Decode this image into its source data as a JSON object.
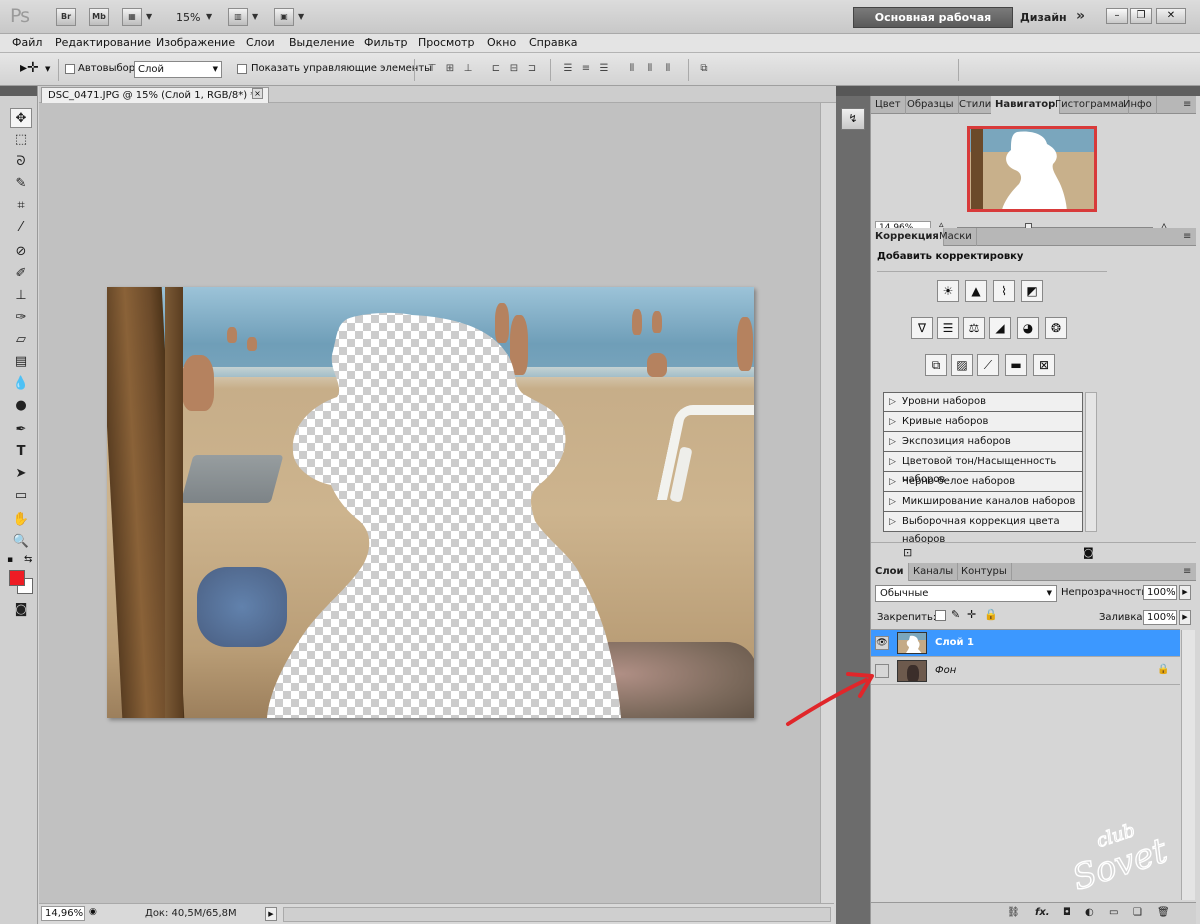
{
  "titlebar": {
    "app_logo": "Ps",
    "bridge_btn": "Br",
    "minibridge_btn": "Mb",
    "zoom": "15%",
    "workspace": "Основная рабочая среда",
    "design": "Дизайн",
    "more": "»"
  },
  "menu": [
    "Файл",
    "Редактирование",
    "Изображение",
    "Слои",
    "Выделение",
    "Фильтр",
    "Просмотр",
    "Окно",
    "Справка"
  ],
  "options": {
    "autoselect_label": "Автовыбор:",
    "autoselect_value": "Слой",
    "show_controls_label": "Показать управляющие элементы"
  },
  "document": {
    "tab_title": "DSC_0471.JPG @ 15% (Слой 1, RGB/8*) *",
    "close": "×"
  },
  "status": {
    "zoom": "14,96%",
    "doc": "Док: 40,5M/65,8M"
  },
  "panels_top": {
    "tabs": [
      "Цвет",
      "Образцы",
      "Стили",
      "Навигатор",
      "Гистограмма",
      "Инфо"
    ],
    "active_tab": "Навигатор",
    "nav_zoom": "14.96%"
  },
  "adjustments": {
    "tabs": [
      "Коррекция",
      "Маски"
    ],
    "title": "Добавить корректировку",
    "presets": [
      "Уровни наборов",
      "Кривые наборов",
      "Экспозиция наборов",
      "Цветовой тон/Насыщенность наборов",
      "Черно-белое наборов",
      "Микширование каналов наборов",
      "Выборочная коррекция цвета наборов"
    ]
  },
  "layers": {
    "tabs": [
      "Слои",
      "Каналы",
      "Контуры"
    ],
    "blend_mode": "Обычные",
    "opacity_label": "Непрозрачность:",
    "opacity": "100%",
    "lock_label": "Закрепить:",
    "fill_label": "Заливка:",
    "fill": "100%",
    "items": [
      {
        "name": "Слой 1",
        "selected": true,
        "visible": true
      },
      {
        "name": "Фон",
        "selected": false,
        "visible": false,
        "locked": true
      }
    ]
  },
  "colors": {
    "foreground": "#ee1c24",
    "background": "#ffffff",
    "selection": "#3c98ff",
    "arrow": "#e0262a"
  },
  "watermark": "club Sovet"
}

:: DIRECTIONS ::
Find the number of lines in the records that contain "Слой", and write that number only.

:: EXERCISE RESPONSE ::
3